In the late 1980s, a group of anti-apartheid organisations came together to form the Five Freedoms Forum (FFF). Their aim was to fight against apartheid with a focus on ensuring that a democratic dispensation followed, with specific emphasis on five freedoms, namely; freedom form poverty, freedom from fear, freedom of association, freedom of conscience and freedom from discrimination. After the unbanning of the ANC, the FFF hosted a conference that was attended by a number of political parties and questions of what the new South Africa ought to look like were debated and consencus on some of the bigger issues was resolved. To many the conference gave hope to what South Africa could become, a nation that respected the human dignity of all.
Over thirty years after its formation, we must pause to ask ourselves what has happened since the democratic dispensation and how far are we towards the goal of a truly free South Africa. We know that the freedom to vote is only but the beginning of experiencing true freedom. In this time where many are disillusioned with freedom, we take time to reflect the meaning of freedom, in particular we ask ourselves is South Africa free from poverty and fear.
Firstly, it is evident from many statistical reports that South Africa is still deeply plagued by the ravages of poverty. At the Five Freedoms conference the ANC of the day raised deep concern for the division of wealth and clearly indicated that they believed that the wealth of South Africa was meant to be enjoyed by all who lived in South Africa. A few decades later, we see that this dream is perhaps even further from achievement. The numerous clandestine deals that have cost South Africans billions of rands, from both State and Private sector are a far cry from the South Africa that is meant to be striving towards poverty eradication. Instead, those who were already rich during apartheid have become richer and the few fortunate nouveau riche are left to scramble for the scraps left behind.
The current government, instead of working towards transparency and clearly showing the public where the money is going, hides and conceals its unsavoury connections in the shadows. What is particularly disturbing is that the government organs are not only concealing financial transactions of the current era, but of the past as well. This is evidenced in the ongoing case of SAHA v South African Reserve Bank. Secret financial deals continue to be made that could benefit South Africans with access to better quality education and further eradicate poverty.
Secondly, majority of South Africans are yet to experience freedom from fear. Fear takes many different forms. In South Africa, a common form is that fear that arises from being associated with certain political parties or ideaologies. We know that there are still ongoing reports of politically motivated killings and harassment in different parts of South Africa. Whilst disturbing, this is not the only fear South Africans live with daily. There are also fears that arise on daily basis that come with the challenges of living in poverty. Like a mother should not fear that a child will die whilst using a school bathroom. So far two young children have been publicly recorded as having died as a result of open, unsafe and unsanitary toilets in schools. Access to adequate sanitation is a very basic service that should have been achieved by now especially in schools where young children are at risk. If there was better financial accountability and resources were channelled to the correct places, some of these issues would be dealt with.

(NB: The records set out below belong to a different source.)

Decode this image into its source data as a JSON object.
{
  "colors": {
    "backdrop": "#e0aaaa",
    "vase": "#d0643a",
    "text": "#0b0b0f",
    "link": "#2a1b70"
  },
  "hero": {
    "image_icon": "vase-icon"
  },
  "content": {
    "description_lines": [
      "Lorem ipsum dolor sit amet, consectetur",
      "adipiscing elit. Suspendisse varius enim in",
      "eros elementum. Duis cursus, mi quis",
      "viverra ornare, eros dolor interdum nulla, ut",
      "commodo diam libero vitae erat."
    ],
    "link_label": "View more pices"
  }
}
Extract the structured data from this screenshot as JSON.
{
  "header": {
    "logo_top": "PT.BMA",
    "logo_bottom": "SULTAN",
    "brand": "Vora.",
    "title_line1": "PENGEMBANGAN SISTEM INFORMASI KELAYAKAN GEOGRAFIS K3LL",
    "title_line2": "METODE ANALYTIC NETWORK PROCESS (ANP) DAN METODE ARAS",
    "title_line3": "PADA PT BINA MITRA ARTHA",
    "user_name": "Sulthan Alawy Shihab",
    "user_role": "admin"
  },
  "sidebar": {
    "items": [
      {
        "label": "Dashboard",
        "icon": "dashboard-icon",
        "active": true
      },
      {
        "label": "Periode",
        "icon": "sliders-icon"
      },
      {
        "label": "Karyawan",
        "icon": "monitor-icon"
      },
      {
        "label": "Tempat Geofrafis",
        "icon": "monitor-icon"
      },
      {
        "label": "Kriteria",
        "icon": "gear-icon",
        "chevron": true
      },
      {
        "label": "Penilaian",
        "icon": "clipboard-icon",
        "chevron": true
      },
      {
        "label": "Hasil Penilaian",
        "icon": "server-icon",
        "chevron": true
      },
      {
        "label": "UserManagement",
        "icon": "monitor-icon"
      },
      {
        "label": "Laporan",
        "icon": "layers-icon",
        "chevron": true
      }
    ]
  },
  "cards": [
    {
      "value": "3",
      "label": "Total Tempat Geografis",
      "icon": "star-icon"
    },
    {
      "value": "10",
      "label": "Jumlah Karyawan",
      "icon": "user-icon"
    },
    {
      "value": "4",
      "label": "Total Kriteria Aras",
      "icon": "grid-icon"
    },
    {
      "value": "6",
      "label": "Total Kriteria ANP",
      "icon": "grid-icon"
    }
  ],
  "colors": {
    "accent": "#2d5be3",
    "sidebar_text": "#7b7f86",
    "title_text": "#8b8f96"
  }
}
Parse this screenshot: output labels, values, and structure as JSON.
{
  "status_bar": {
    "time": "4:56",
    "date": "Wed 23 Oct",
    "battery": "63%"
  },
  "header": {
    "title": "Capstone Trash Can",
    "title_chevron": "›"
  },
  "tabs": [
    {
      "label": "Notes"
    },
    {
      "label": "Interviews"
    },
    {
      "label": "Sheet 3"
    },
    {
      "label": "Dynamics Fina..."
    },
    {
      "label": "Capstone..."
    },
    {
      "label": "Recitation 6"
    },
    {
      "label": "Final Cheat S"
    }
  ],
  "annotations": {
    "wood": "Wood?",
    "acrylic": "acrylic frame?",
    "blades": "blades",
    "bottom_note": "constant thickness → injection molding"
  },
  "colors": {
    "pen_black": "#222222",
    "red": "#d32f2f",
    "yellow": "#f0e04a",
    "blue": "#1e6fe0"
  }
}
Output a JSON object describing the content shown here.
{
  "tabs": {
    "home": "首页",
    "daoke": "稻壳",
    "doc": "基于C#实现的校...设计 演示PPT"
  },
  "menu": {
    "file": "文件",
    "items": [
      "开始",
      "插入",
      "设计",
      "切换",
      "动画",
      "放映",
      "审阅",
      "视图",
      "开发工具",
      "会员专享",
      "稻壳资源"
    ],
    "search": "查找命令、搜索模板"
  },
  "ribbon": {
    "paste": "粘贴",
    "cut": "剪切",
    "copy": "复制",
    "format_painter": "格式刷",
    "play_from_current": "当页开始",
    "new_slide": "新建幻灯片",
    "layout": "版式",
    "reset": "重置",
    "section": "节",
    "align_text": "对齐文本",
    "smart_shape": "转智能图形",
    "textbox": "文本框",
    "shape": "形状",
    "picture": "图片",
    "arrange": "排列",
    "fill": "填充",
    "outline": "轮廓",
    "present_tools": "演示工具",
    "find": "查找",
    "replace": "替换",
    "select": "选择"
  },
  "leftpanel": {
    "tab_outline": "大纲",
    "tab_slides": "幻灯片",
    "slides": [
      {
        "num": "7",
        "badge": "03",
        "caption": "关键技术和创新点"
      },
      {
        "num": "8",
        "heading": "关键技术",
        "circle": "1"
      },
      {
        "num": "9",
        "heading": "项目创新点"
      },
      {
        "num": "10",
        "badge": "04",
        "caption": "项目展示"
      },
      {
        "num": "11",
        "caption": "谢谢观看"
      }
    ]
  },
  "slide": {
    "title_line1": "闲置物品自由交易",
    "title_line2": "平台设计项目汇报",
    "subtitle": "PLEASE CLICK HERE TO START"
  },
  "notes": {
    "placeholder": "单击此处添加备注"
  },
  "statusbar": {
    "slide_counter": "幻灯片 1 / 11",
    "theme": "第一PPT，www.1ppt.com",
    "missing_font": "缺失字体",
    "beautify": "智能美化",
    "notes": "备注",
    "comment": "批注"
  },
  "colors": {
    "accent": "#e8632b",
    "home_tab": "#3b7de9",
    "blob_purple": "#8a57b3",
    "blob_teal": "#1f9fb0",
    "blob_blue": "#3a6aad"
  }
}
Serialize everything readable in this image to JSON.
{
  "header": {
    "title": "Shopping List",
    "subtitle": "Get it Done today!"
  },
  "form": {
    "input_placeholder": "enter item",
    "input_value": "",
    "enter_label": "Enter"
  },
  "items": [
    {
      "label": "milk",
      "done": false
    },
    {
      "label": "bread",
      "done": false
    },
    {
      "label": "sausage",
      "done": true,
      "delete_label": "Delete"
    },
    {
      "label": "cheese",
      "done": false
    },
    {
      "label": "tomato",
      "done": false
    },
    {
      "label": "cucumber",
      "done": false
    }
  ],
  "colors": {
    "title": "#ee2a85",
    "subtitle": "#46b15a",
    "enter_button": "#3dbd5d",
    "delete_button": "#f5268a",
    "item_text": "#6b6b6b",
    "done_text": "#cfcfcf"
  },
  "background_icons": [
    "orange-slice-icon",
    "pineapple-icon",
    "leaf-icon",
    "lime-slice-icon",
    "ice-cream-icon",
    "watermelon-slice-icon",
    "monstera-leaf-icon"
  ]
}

A common defence by those in charge is that these things take time, change cannot be achieved overnight as it took centuries to build the structures that propped up colonialism and apartheid. Whilst this is very true, some of the current challenges are not those that were created by the apartheid State. It is problems that are created by corrupt business leaders who will do anything to earn that extra rand, whatever the human and moral cost. It is problems that are caused by greedy politicians who feel entitled to the public coffers without regard for accountability and the needs of the greater population. It is therefore important that the battles for transparency continue. It is up to all South Africans to look to hold their government representatives to the high standards that were dreamed up at the dusk of apartheid. Ultimately, if we keep fighting, we know that the dream of a truly free South Africa can be realised.